Your assignment: Within the data beneath, some lines may hold the word "this". Give the number of those lines and nothing else.

[Records from a data collection]
◇ ◇ ◇ ◇
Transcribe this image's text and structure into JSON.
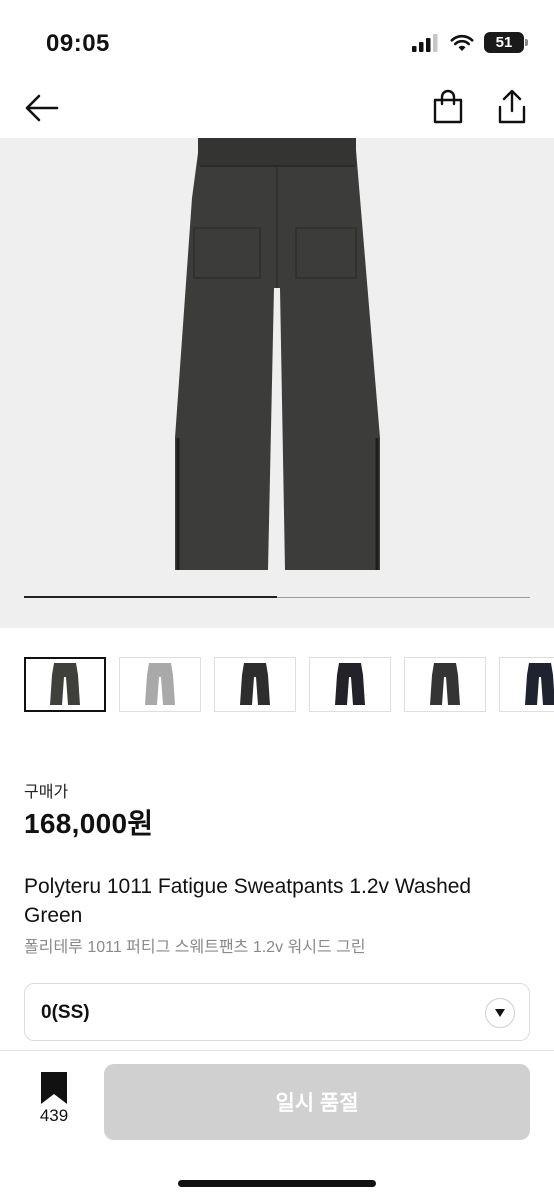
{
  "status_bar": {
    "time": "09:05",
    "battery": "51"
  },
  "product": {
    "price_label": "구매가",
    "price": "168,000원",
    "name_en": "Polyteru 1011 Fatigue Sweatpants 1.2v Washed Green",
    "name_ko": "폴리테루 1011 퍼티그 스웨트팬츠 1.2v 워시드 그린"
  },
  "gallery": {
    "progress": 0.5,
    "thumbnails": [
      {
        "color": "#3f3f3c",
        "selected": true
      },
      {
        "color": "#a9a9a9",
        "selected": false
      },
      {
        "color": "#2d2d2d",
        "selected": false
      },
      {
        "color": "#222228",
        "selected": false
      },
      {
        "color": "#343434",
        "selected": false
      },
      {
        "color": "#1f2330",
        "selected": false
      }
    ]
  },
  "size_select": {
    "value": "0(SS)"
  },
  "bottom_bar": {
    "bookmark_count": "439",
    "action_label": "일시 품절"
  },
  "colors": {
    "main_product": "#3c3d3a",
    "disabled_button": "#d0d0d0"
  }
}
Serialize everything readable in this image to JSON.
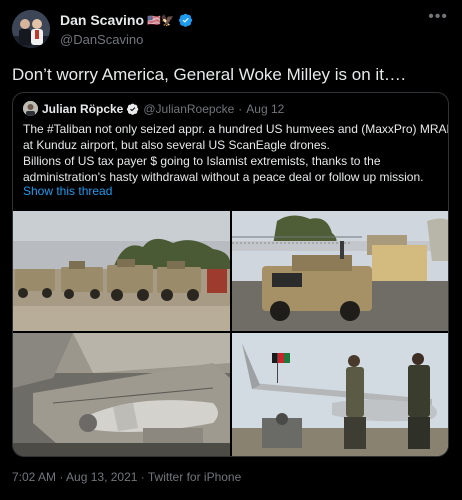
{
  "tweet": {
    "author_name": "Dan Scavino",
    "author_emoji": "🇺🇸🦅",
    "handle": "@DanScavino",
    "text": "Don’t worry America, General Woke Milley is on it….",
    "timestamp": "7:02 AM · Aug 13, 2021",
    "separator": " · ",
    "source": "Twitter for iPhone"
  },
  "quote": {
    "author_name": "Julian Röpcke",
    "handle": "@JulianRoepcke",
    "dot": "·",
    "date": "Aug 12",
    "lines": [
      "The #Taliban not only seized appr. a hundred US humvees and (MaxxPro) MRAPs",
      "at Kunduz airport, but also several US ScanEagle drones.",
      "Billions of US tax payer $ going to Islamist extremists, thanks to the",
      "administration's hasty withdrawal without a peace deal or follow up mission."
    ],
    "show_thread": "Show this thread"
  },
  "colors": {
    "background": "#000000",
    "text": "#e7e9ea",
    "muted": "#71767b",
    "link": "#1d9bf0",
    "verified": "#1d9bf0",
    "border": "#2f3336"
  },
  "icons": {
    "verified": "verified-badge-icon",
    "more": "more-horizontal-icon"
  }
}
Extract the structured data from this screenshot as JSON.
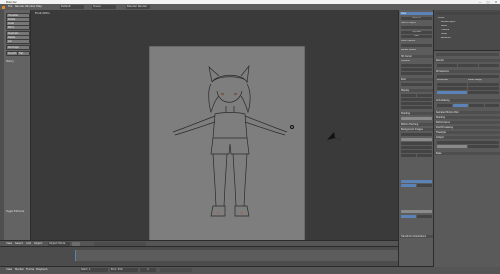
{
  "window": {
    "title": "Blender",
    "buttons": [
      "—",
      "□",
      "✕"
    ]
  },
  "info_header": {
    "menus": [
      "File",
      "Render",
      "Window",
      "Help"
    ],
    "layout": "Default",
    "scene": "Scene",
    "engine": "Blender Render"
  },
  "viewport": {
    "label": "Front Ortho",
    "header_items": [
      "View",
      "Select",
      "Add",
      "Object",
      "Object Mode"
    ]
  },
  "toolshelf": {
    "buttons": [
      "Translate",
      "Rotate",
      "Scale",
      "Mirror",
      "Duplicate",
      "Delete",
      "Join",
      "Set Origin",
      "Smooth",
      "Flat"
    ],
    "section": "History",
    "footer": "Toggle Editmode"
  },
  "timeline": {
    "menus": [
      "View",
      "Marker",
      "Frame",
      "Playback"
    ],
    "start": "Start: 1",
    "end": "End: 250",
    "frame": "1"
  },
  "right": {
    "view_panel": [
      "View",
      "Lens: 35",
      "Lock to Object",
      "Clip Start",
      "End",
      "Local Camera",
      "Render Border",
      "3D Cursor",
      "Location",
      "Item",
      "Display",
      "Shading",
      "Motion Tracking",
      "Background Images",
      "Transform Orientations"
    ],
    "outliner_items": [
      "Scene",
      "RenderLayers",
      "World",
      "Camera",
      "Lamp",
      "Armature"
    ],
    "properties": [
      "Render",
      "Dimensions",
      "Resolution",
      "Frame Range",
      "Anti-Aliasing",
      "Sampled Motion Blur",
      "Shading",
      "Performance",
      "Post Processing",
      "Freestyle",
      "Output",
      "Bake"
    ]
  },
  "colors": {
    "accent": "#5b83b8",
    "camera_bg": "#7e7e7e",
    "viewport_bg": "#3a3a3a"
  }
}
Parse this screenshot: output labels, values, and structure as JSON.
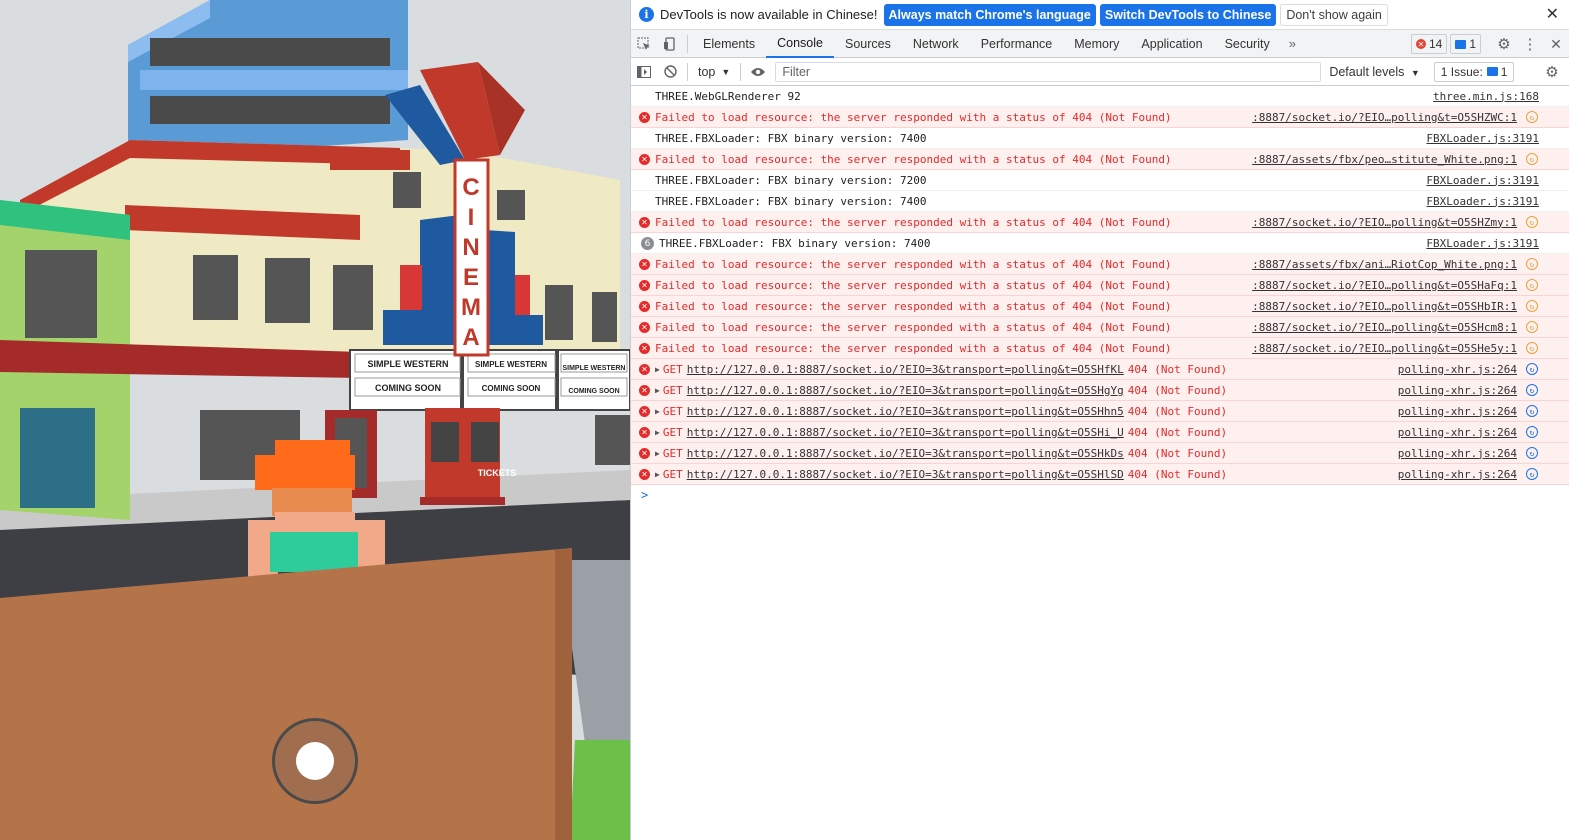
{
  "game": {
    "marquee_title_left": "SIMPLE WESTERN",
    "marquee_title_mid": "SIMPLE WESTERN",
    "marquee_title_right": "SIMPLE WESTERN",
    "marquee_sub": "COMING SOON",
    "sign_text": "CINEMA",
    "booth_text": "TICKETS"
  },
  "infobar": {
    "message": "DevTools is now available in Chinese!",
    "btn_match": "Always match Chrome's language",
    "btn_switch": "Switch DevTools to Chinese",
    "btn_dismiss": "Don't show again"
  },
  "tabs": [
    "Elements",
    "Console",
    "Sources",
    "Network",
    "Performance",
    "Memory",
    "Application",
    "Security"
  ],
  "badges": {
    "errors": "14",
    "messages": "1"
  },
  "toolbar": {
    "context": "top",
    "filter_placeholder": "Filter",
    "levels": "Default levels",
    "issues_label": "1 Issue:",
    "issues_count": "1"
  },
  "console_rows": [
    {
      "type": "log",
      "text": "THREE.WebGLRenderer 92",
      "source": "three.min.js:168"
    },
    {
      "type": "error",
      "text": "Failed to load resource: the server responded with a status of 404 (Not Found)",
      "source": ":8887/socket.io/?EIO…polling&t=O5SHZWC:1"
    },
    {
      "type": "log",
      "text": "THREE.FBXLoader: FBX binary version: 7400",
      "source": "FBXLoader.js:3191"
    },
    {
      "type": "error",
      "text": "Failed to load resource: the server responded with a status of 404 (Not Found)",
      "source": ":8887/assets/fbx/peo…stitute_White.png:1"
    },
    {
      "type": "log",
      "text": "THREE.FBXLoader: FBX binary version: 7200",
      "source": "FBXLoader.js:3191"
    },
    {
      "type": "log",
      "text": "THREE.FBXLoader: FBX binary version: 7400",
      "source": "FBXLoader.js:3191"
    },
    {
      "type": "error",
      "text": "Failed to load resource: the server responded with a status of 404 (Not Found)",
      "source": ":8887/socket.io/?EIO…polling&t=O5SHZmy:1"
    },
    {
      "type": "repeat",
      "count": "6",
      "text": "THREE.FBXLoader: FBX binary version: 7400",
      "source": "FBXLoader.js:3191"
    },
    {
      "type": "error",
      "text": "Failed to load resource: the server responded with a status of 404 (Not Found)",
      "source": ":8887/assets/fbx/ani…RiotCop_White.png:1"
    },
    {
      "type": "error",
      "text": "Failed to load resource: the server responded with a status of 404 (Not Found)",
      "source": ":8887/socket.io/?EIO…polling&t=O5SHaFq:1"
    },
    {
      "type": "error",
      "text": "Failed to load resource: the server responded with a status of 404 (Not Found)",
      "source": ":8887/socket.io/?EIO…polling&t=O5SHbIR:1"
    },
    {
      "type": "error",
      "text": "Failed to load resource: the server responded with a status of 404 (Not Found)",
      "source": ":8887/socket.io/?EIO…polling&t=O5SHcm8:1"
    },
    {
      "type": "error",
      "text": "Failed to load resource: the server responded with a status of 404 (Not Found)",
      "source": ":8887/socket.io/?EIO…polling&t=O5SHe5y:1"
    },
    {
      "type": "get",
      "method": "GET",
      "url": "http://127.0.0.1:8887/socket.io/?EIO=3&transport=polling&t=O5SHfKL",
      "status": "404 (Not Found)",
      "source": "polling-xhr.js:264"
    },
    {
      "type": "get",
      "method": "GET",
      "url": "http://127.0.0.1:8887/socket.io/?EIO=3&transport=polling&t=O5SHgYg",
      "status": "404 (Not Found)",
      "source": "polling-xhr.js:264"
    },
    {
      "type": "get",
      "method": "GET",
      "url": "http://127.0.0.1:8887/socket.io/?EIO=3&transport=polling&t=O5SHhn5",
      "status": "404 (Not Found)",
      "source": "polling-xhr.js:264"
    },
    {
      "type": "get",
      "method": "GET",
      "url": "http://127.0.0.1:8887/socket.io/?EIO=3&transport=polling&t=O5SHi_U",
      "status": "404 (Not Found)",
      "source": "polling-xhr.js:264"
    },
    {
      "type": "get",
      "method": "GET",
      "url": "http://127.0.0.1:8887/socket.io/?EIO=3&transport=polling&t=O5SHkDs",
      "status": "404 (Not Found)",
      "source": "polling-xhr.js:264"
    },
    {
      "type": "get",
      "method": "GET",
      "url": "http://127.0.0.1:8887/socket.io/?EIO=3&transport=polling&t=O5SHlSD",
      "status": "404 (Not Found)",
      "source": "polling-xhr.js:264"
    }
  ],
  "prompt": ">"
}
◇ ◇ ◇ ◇
Output: 5